In executing the plan, identify issues that surround the management and monitoring of the plan and how the plan is communicated and supported. How committed are you to implementing the plan to move your organization forward? Will you commit money, resources, and time to support the plan? As you’ve been going through the planning and assessment phase of your strategic plan, you’ve hopefully thought of the resources needed to achieve this.
Before you begin executing your plan, it is essential to ensure that you have your resource allocation fully ironed out. This will prevent the possibility of ‘scope creep’ and keep you and your team aligned on your needs.
Another consideration for successful strategic plan implementation is ensuring stakeholder and employee buy-in. Stakeholder buy-in is crucial for any strategic plan. Some key steps to getting buy-in:
- Identify your key stakeholders.
- Make sure you and your team understand everyone’s role in the process.
- Establish communication channels.
- Offer active listening and transparency.
- Celebrate the milestones.
However, buy-in really begins before the execution of your plan. If you’re waiting until it’s time for them to act on the plan before you consider whether they are bought in, then it’s a little late in the game. If you aren’t giving your team a voice in the planning and analysis stage and getting their input on the issues your organization faces, it will be harder to get them to buy-in to the implementation stage.
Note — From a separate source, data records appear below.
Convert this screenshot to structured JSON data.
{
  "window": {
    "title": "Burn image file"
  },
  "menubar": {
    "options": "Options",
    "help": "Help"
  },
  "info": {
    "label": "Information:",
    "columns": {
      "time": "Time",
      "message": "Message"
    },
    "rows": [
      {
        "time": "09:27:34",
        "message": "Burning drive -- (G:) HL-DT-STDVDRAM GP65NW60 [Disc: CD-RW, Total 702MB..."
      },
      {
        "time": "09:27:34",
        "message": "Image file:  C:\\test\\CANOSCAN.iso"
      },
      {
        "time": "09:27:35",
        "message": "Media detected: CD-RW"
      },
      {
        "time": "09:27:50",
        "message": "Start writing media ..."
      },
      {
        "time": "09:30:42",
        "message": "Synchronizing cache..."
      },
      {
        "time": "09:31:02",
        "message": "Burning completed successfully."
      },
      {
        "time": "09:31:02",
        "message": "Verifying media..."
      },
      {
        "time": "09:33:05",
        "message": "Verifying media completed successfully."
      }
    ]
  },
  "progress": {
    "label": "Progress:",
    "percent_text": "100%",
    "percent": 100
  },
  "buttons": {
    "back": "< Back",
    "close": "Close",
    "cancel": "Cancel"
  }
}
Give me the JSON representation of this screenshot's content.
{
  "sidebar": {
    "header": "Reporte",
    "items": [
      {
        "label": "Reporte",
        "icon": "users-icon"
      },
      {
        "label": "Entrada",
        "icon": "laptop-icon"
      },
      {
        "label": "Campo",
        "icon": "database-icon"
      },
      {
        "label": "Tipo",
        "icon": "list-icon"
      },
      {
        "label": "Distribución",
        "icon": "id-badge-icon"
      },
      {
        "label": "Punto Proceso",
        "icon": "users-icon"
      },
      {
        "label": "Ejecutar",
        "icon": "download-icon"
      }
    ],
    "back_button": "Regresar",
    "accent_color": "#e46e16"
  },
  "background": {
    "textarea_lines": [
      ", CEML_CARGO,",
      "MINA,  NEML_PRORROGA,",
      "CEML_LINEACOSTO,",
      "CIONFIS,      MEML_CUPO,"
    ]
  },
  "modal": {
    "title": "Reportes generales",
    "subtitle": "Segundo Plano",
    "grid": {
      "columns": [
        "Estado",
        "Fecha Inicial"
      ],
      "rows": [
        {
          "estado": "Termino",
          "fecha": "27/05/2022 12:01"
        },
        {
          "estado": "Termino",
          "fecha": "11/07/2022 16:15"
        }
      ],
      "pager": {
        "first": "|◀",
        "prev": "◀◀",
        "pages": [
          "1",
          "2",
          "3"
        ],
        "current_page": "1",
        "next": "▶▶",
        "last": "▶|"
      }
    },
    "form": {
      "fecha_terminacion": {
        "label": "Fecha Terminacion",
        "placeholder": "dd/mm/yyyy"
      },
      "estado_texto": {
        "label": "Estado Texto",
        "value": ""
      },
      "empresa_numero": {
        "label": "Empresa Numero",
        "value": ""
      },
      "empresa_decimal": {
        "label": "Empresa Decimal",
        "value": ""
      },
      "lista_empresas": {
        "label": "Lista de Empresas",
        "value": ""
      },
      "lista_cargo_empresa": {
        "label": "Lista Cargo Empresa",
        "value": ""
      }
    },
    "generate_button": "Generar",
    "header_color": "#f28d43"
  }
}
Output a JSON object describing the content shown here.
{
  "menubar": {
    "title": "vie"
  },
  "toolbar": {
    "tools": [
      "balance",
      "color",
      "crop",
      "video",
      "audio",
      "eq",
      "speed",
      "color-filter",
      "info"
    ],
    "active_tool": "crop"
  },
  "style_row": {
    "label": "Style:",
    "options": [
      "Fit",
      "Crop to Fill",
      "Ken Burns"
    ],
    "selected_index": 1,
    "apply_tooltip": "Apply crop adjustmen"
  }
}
Revisiting and Refining your Strategic Plan
As stated before, the strategic planning process is iterative. It won’t always be a linear process with linear progress and achievements. This is why regularly revisiting your plan and making adjustments as needed is essential. Monitoring the pulse of your strategic plan is something that can be done by implementing a regular review cycle quarterly and revisiting your annual goals at the beginning of each fiscal year to determine what is working and what isn’t.
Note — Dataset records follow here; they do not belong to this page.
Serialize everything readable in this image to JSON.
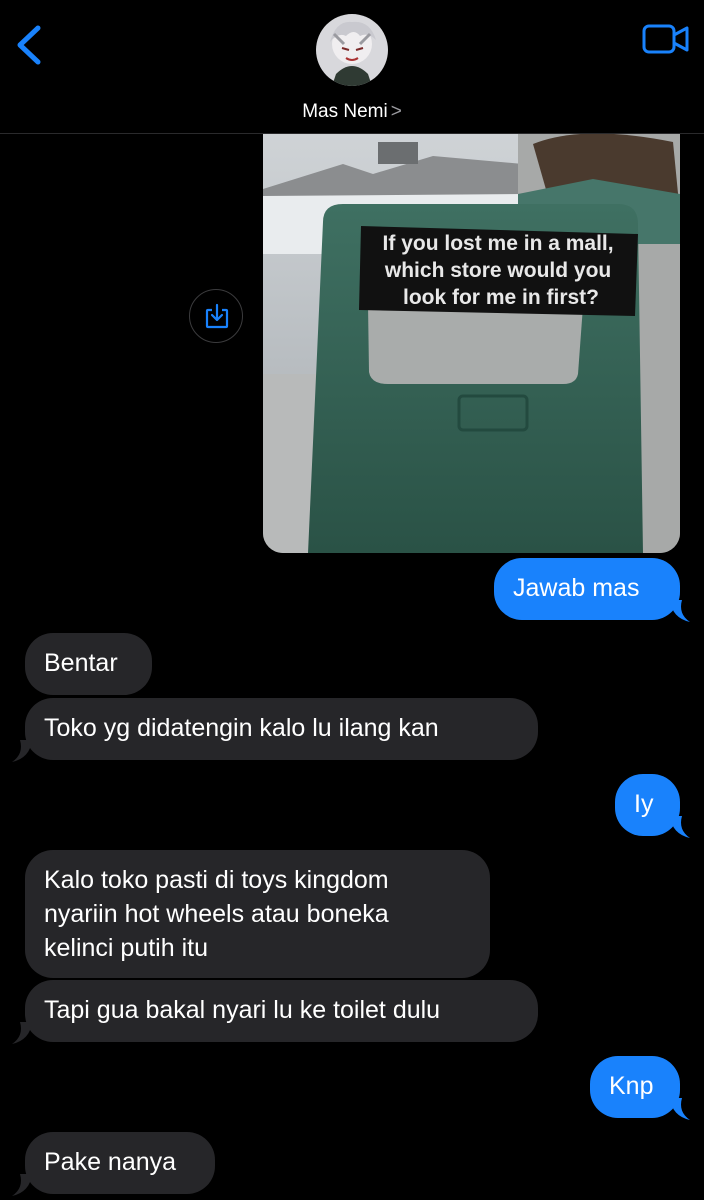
{
  "header": {
    "contact_name": "Mas Nemi",
    "name_chevron": ">",
    "back_icon": "chevron-left-icon",
    "video_icon": "video-camera-icon",
    "accent": "#1982fc"
  },
  "attachment": {
    "sticker_lines": [
      "If you lost me in a mall,",
      "which store would you",
      "look for me in first?"
    ],
    "save_icon": "save-to-photos-icon"
  },
  "messages": [
    {
      "from": "me",
      "text": "Jawab mas"
    },
    {
      "from": "them",
      "text": "Bentar"
    },
    {
      "from": "them",
      "text": "Toko yg didatengin kalo lu ilang kan"
    },
    {
      "from": "me",
      "text": "Iy"
    },
    {
      "from": "them",
      "lines": [
        "Kalo toko pasti di toys kingdom",
        "nyariin hot wheels atau boneka",
        "kelinci putih itu"
      ]
    },
    {
      "from": "them",
      "text": "Tapi gua bakal nyari lu ke toilet dulu"
    },
    {
      "from": "me",
      "text": "Knp"
    },
    {
      "from": "them",
      "text": "Pake nanya"
    }
  ],
  "colors": {
    "outgoing_bubble": "#1982fc",
    "incoming_bubble": "#262629",
    "background": "#000000"
  }
}
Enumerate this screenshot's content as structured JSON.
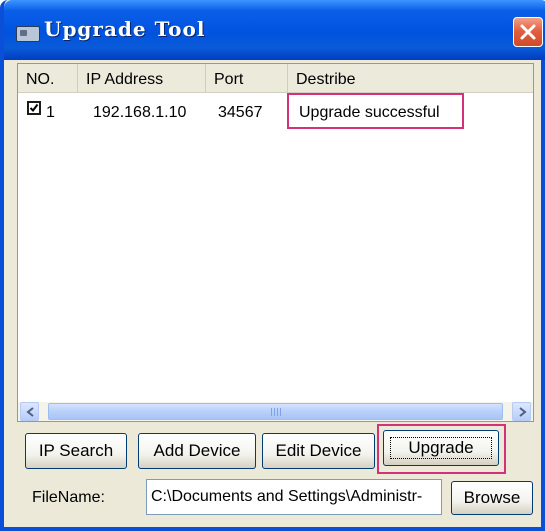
{
  "window": {
    "title": "Upgrade Tool",
    "close_label": "×"
  },
  "table": {
    "columns": [
      "NO.",
      "IP Address",
      "Port",
      "Destribe"
    ],
    "rows": [
      {
        "no": "1",
        "checked": true,
        "ip": "192.168.1.10",
        "port": "34567",
        "describe": "Upgrade successful"
      }
    ]
  },
  "scrollbar": {
    "thumb_grip": "III"
  },
  "buttons": {
    "ip_search": "IP Search",
    "add_device": "Add Device",
    "edit_device": "Edit Device",
    "upgrade": "Upgrade",
    "browse": "Browse"
  },
  "file": {
    "label": "FileName:",
    "value": "C:\\Documents and Settings\\Administr‑"
  },
  "colors": {
    "titlebar": "#0052df",
    "highlight": "#d5307a",
    "window_bg": "#ece9d8"
  }
}
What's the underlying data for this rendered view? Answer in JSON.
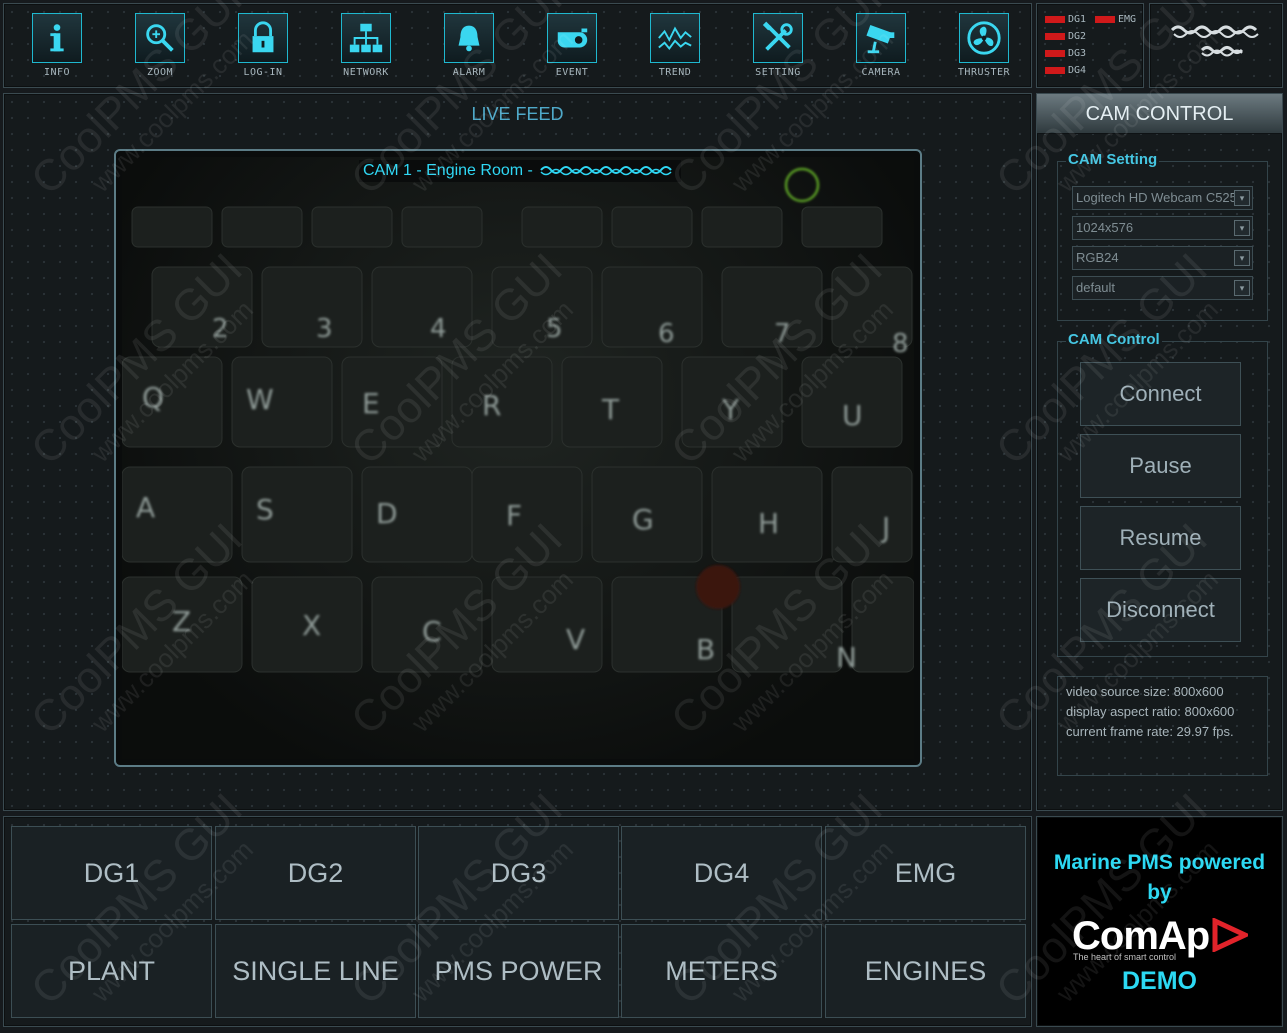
{
  "toolbar": {
    "items": [
      {
        "label": "INFO",
        "icon": "info-icon"
      },
      {
        "label": "ZOOM",
        "icon": "zoom-icon"
      },
      {
        "label": "LOG-IN",
        "icon": "lock-icon"
      },
      {
        "label": "NETWORK",
        "icon": "network-icon"
      },
      {
        "label": "ALARM",
        "icon": "bell-icon"
      },
      {
        "label": "EVENT",
        "icon": "event-icon"
      },
      {
        "label": "TREND",
        "icon": "trend-icon"
      },
      {
        "label": "SETTING",
        "icon": "tools-icon"
      },
      {
        "label": "CAMERA",
        "icon": "camera-icon"
      },
      {
        "label": "THRUSTER",
        "icon": "fan-icon"
      }
    ]
  },
  "status": {
    "leds": [
      {
        "label": "DG1",
        "color": "#d0191a"
      },
      {
        "label": "EMG",
        "color": "#d0191a"
      },
      {
        "label": "DG2",
        "color": "#d0191a"
      },
      {
        "label": "DG3",
        "color": "#d0191a"
      },
      {
        "label": "DG4",
        "color": "#d0191a"
      }
    ]
  },
  "live_feed": {
    "title": "LIVE FEED",
    "cam_title": "CAM 1 - Engine Room -"
  },
  "cam_control": {
    "header": "CAM CONTROL",
    "setting_title": "CAM Setting",
    "selects": [
      "Logitech HD Webcam C525",
      "1024x576",
      "RGB24",
      "default"
    ],
    "control_title": "CAM Control",
    "buttons": [
      "Connect",
      "Pause",
      "Resume",
      "Disconnect"
    ],
    "info": [
      "video source size: 800x600",
      "display aspect ratio: 800x600",
      "current frame rate: 29.97 fps."
    ]
  },
  "nav": {
    "row1": [
      "DG1",
      "DG2",
      "DG3",
      "DG4",
      "EMG"
    ],
    "row2": [
      "PLANT",
      "SINGLE LINE",
      "PMS POWER",
      "METERS",
      "ENGINES"
    ]
  },
  "powered": {
    "line1": "Marine PMS powered",
    "line2": "by",
    "brand": "ComAp",
    "tagline": "The heart of smart control",
    "demo": "DEMO"
  },
  "watermark": {
    "name": "CoolPMS GUI",
    "url": "www.coolpms.com"
  },
  "colors": {
    "accent": "#2cd9f3",
    "led_red": "#d0191a",
    "panel_bg": "#151a1c"
  }
}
PS – Strategic planning is best supported by an agile review process.
We’ve covered this extensively, but the most successful strategic planning processes are supported by a consistent, rigorous review process where teams review performance monthly, review and refresh the plan quarterly, and then do a bigger plan refresh annually.
Check out our agile strategy guide here.
Challenges in Strategic Planning
The strategic planning process can be very involved and complex. It is definitely not a quick fix and it is not a one person job. Some common issues that many organizations come across in the planning and execution stages of their plans can be your team’s resistance to change, misalignment of resources, setting unrealistic goals, or a failure to adapt to external market shifts.
These challenges can be overcome by a consistent and open method of communication, a regular review process where you’re discussing your success and the things that may hinder it, and fostering a culture of adaptability and ownership of your organization’s goals and accomplishments.
10 Principles to maintain your momentum during challenging times
- Re-iterate your vision often.
- Foster a culture of continuous learning.
- Empower your decision makers.
- Celebrate the small successes.
- Encourage feedback.
- Seek internal and external feedback.
- Don’t be afraid to adapt.
- Practice open communication.
- Don’t get tangled up in the business-as-usual tasks.
- Keep your eye on the big picture.